Eating People is Wrong
By Aaron Hicklin
It's a fine September afternoon in the 10th arrondissement of Paris, and author Dennis Cooper has invited me to meet him at a café beneath his apartment in a converted monastery to talk about cannibalism. “I’ve actually been wanting to do something with cannibalism for a long time,” says the celebrated (and demonized) chronicler of youth culture and psychosexual obsession in novels such as Frisk, Closer, The Sluts, and the just-published The Marbled Swarm.
Cooper, it’s worth noting, is a vegetarian, although The Marbled Swarm, his ninth novel, has its genesis in a very carnivorous impulse. "I was really interested in Russian pornography for a while.

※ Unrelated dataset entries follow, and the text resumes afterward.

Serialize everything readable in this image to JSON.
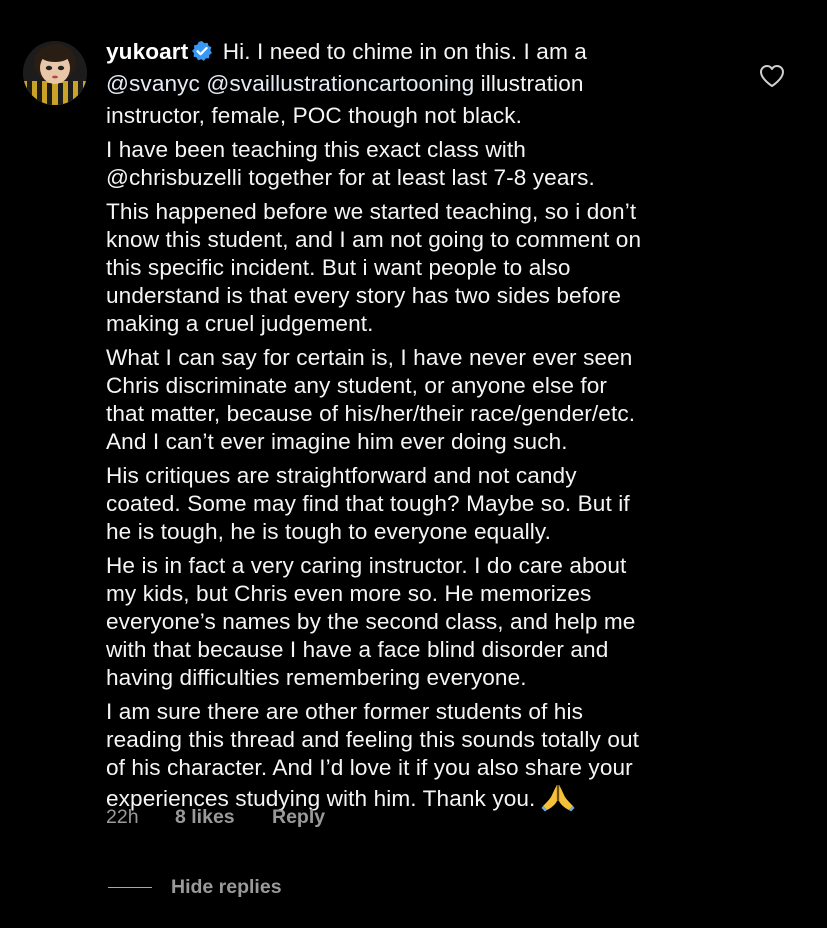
{
  "comment": {
    "username": "yukoart",
    "verified": true,
    "first_line_text": " Hi. I need to chime in on this. I am a",
    "mentions_line": {
      "mention1": "@svanyc",
      "mention2": "@svaillustrationcartooning",
      "suffix": " illustration"
    },
    "line3": "instructor, female, POC though not black.",
    "paragraphs": [
      [
        "I have been teaching this exact class with",
        "@chrisbuzelli together for at least last 7-8 years."
      ],
      [
        "This happened before we started teaching, so i don’t",
        "know this student, and I am not going to comment on",
        "this specific incident. But i want people to also",
        "understand is that every story has two sides before",
        "making a cruel judgement."
      ],
      [
        "What I can say for certain is, I have never ever seen",
        "Chris discriminate any student, or anyone else for",
        "that matter, because of his/her/their race/gender/etc.",
        "And I can’t ever imagine him ever doing such."
      ],
      [
        "His critiques are straightforward and not candy",
        "coated. Some may find that tough? Maybe so. But if",
        "he is tough, he is tough to everyone equally."
      ],
      [
        "He is in fact a very caring instructor. I do care about",
        "my kids, but Chris even more so. He memorizes",
        "everyone’s names by the second class, and help me",
        "with that because I have a face blind disorder and",
        "having difficulties remembering everyone."
      ]
    ],
    "last_paragraph": [
      "I am sure there are other former students of his",
      "reading this thread and feeling this sounds totally out",
      "of his character. And I’d love it if you also share your"
    ],
    "closing_line": "experiences studying with him. Thank you.",
    "emoji": "folded-hands",
    "time": "22h",
    "likes": "8 likes",
    "reply_label": "Reply",
    "hide_replies_label": "Hide replies",
    "like_icon": "heart-outline-icon"
  },
  "colors": {
    "background": "#000000",
    "text": "#f5f5f5",
    "meta": "#9a9a9a",
    "verified": "#3897f0"
  }
}
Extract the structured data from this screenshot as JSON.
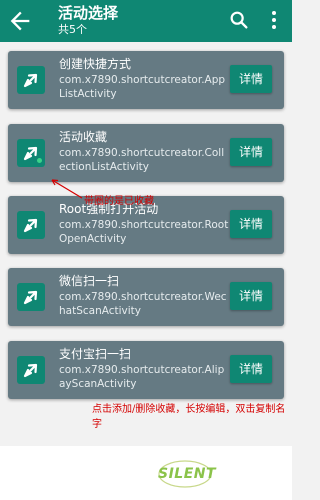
{
  "appbar": {
    "title": "活动选择",
    "subtitle": "共5个",
    "back_icon": "arrow-left-icon",
    "search_icon": "search-icon",
    "more_icon": "more-vert-icon"
  },
  "colors": {
    "primary": "#0f8773",
    "card": "#657a83",
    "annotation": "#d40000"
  },
  "activities": [
    {
      "name": "创建快捷方式",
      "class": "com.x7890.shortcutcreator.AppListActivity",
      "detail": "详情",
      "favorited": false
    },
    {
      "name": "活动收藏",
      "class": "com.x7890.shortcutcreator.CollectionListActivity",
      "detail": "详情",
      "favorited": true
    },
    {
      "name": "Root强制打开活动",
      "class": "com.x7890.shortcutcreator.RootOpenActivity",
      "detail": "详情",
      "favorited": false
    },
    {
      "name": "微信扫一扫",
      "class": "com.x7890.shortcutcreator.WechatScanActivity",
      "detail": "详情",
      "favorited": false
    },
    {
      "name": "支付宝扫一扫",
      "class": "com.x7890.shortcutcreator.AlipayScanActivity",
      "detail": "详情",
      "favorited": false
    }
  ],
  "annotations": {
    "favorite_note": "带圈的是已收藏",
    "usage_note": "点击添加/删除收藏，长按编辑，双击复制名字"
  },
  "watermark": {
    "text": "SILENT"
  }
}
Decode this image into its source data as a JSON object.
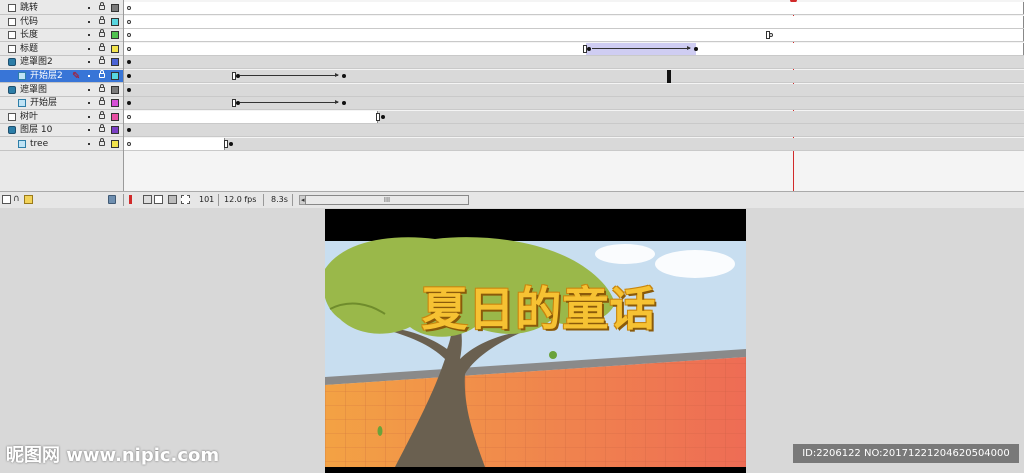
{
  "timeline": {
    "layers": [
      {
        "name": "跳转",
        "type": "normal",
        "color": "#7a7a7a",
        "indent": false,
        "selected": false
      },
      {
        "name": "代码",
        "type": "normal",
        "color": "#57d6e0",
        "indent": false,
        "selected": false
      },
      {
        "name": "长度",
        "type": "normal",
        "color": "#4fc24f",
        "indent": false,
        "selected": false
      },
      {
        "name": "标题",
        "type": "normal",
        "color": "#f2e34d",
        "indent": false,
        "selected": false
      },
      {
        "name": "遮罩图2",
        "type": "mask",
        "color": "#4a63d6",
        "indent": false,
        "selected": false
      },
      {
        "name": "开始层2",
        "type": "masked",
        "color": "#57d6e0",
        "indent": true,
        "selected": true
      },
      {
        "name": "遮罩图",
        "type": "mask",
        "color": "#7a7a7a",
        "indent": false,
        "selected": false
      },
      {
        "name": "开始层",
        "type": "masked",
        "color": "#d64fd6",
        "indent": true,
        "selected": false
      },
      {
        "name": "树叶",
        "type": "normal",
        "color": "#e84fa3",
        "indent": false,
        "selected": false
      },
      {
        "name": "图层 10",
        "type": "mask",
        "color": "#7a3fc4",
        "indent": false,
        "selected": false
      },
      {
        "name": "tree",
        "type": "masked",
        "color": "#f2e34d",
        "indent": true,
        "selected": false
      }
    ],
    "current_frame": "101",
    "frame_rate": "12.0 fps",
    "elapsed_time": "8.3s",
    "scroll_thumb_label": "III"
  },
  "stage": {
    "title": "夏日的童话",
    "colors": {
      "sky": "#c8def0",
      "foliage": "#9ab84a",
      "trunk": "#6a6050",
      "wall_left": "#f3a244",
      "wall_right": "#ee6c55",
      "title_fill": "#f6c233"
    }
  },
  "watermark": {
    "left": "昵图网 www.nipic.com",
    "right": "ID:2206122 NO:20171221204620504000"
  }
}
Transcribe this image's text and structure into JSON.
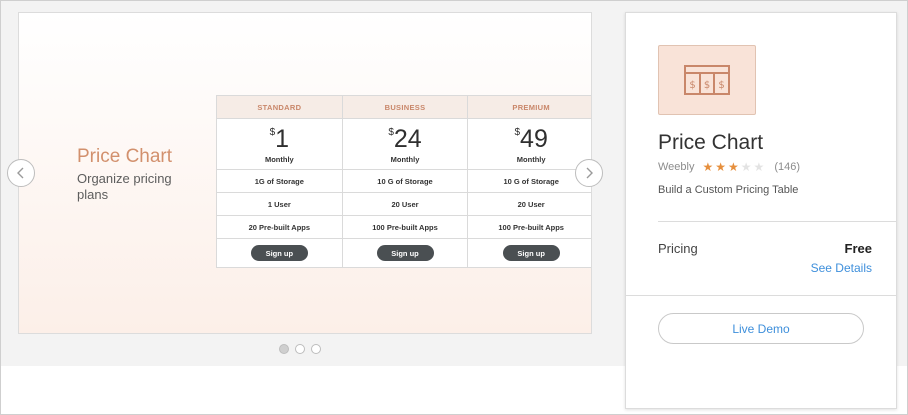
{
  "slide": {
    "title": "Price Chart",
    "subtitle": "Organize pricing plans",
    "plans": [
      {
        "name": "STANDARD",
        "currency": "$",
        "amount": "1",
        "period": "Monthly",
        "features": [
          "1G of Storage",
          "1 User",
          "20 Pre-built Apps"
        ],
        "cta": "Sign up"
      },
      {
        "name": "BUSINESS",
        "currency": "$",
        "amount": "24",
        "period": "Monthly",
        "features": [
          "10 G of Storage",
          "20 User",
          "100 Pre-built Apps"
        ],
        "cta": "Sign up"
      },
      {
        "name": "PREMIUM",
        "currency": "$",
        "amount": "49",
        "period": "Monthly",
        "features": [
          "10 G of Storage",
          "20 User",
          "100 Pre-built Apps"
        ],
        "cta": "Sign up"
      }
    ],
    "prev_icon": "chevron-left-icon",
    "next_icon": "chevron-right-icon",
    "dot_count": 3,
    "active_dot": 1
  },
  "app": {
    "name": "Price Chart",
    "developer": "Weebly",
    "rating": 3,
    "rating_max": 5,
    "reviews": "(146)",
    "description": "Build a Custom Pricing Table",
    "pricing_label": "Pricing",
    "pricing_value": "Free",
    "see_details": "See Details",
    "demo_label": "Live Demo",
    "icon": "price-table-icon"
  },
  "colors": {
    "accent": "#d2906d",
    "link": "#3e8fdb",
    "star": "#e68f3d",
    "button_dark": "#4a4f52"
  }
}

It's very dark and strange and just depressing — I mean, Russia is a depressing place; the people just aren’t very happy there," he explains. "There was this one model I was really interested in, and I had this revelation where I was like, If I did have sex with him, what would I want to do? I realized I wanted to eat him.”
We are sitting outside, and this matter-of-fact admission melts into the reassuring sounds of traffic and passersby. "That’s what started it," Cooper clarifies. "I just thought, What a strange thing to want to do to someone."
Cooper has made a living from such conjectures, and his books are shot through by a rigorous conviction that no subject is off-limits, giving him a reputation as some kind of literary heretic. The fact that he lives in a monastery is an impish touch, but it’s also a nice allegory for the compassion that illuminates even his most butt-clenching novels. "People always say I'm trying to shock, and actually it's the opposite," says Cooper, who chain-smokes through our conversation like the committed existentialist he is. "I'm not a sadist. I don't want to torture people, and I don't want to torture the reader. I want to seduce them into dealing with stuff I'm presenting." In other words, though he might want to eat the Russian porn star, he is much more interested in finding out why.
The Marbled Swarm is concerned as much with language as it is with relationships and power. The unnamed narrator uses words to disarm and persuade, deceive and evade. His fantastical story of everyday cannibalism is told in such finely chiseled yet disorienting prose that you suspect you’re being led into a maze.
Cooper's relationship with his readers is nurtured on his meticulously maintained blog, in which he corresponds with them and publicizes their literary and artistic projects. To some of his loyal fans, he is a source of encouragement and mentorship they can't find elsewhere. A few days trawling the site is also something of a cultural primer -- the movies of Tuesday Weld, the work of Peruvian poet Blanca Varela, a gallery of latex Halloween masks from the legendary Shock Monster line. "The blog is about creating community and giving support to these artists," he says. "When I was young, people helped me, and I just have a natural inclination to do that." His interest in people is also what makes him a compelling writer of nonfiction and an impressively bold interviewer (profiling Keanu Reeves in 1990 for Interview, he asked, "Are you gay, or what?" The actor gamely responded, "No. But ya never know.")
Cooper was inspired to begin writing during a tumultuous childhood in L.A. Born into wealth (his father was good friends with Richard Nixon, after whom Cooper's brother was named), he was 13 when his parents separated, leaving him in the care of his unstable mother. He found an escape in writing satires at school, and later poetry and fiction -- published in zines -- inspired in part by Arthur Rimbaud and the Marquis de Sade. "I've always had pretty perverse fantasies, and when I read Sade, I just felt, Oh my God, I can write about this stuff, it’s legitimate," he recalls.